Between Koblenz and Kaub, tariffs of the Verkehrsverbund Rhein-Mosel apply and between Lorchhausen and Wiesbaden/Frankfurt, the tariffs of the Rhein-Main-Verkehrsverbund (RMV).

Current developments[edit]

It is planned to build two extra tracks from Troisdorf to Bonn–Oberkassel for the extension of line S13 of the Rhein-Ruhr S-Bahn.[1][2] One service an hour would continue past Oberkassel to Linz am Rhein.[3]

Notes[edit]

  1. ^ "Unsere Planung löst fast alle Probleme" (in German). General-Anzeiger. 25 September 2008. Retrieved 26 August 2011. 
  2. ^ "Neue Weichenstellung am Beueler Güterbahnhof" (in German). General-Anzeiger. 25 September 2009. Retrieved 26 August 2011. 
  3. ^ Modified option for S-13 line, General-Anzeiger, 5 January 2007 (German)

References[edit]

  • Udo Kandler (1992). "Die rechte Rheinstrecke". Eisenbahn-Journal (in German) (Hermann Merker Verlag) (special issue: III/92). ISSN 0720-051X. 
  • Joachim Seyferth (1995). Die Rechte Rheinstrecke (in German) 4. Wiesbaden: self-published, SCHIENE-Photo.
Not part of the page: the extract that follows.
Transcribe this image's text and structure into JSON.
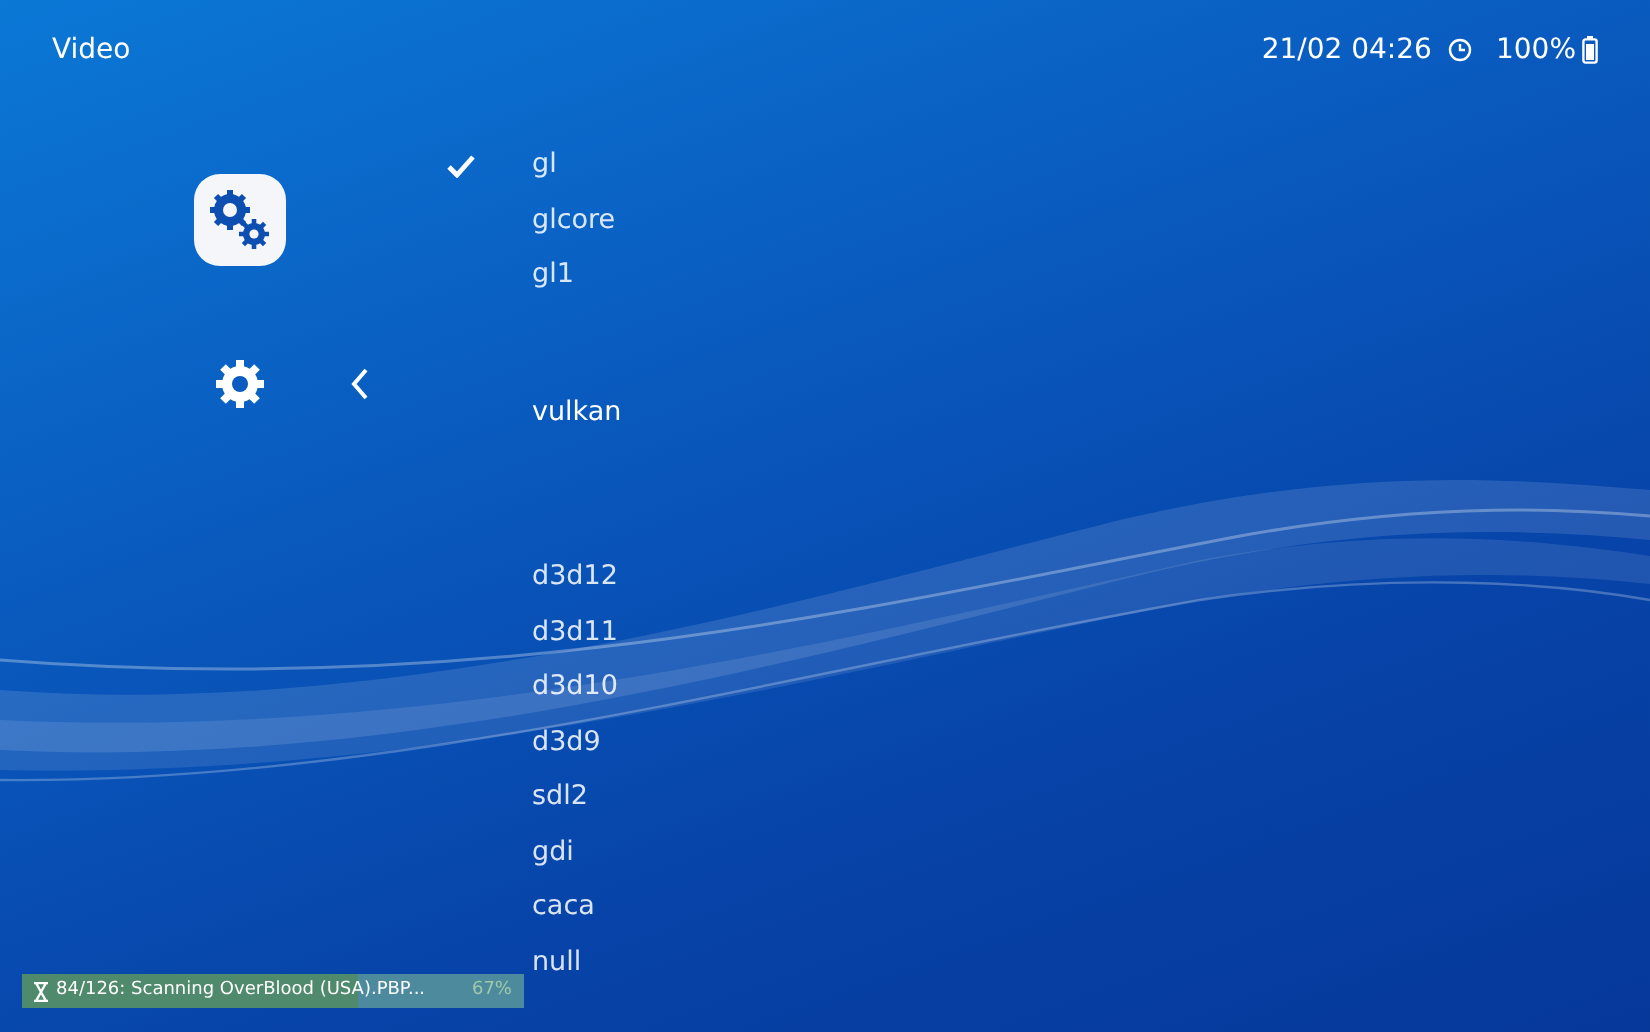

ISBN 3-926669-04-7. 

External links (in German)[edit]

NRWbahnarchiv von André Joost:

www.eisenbahntunnel-portal.de: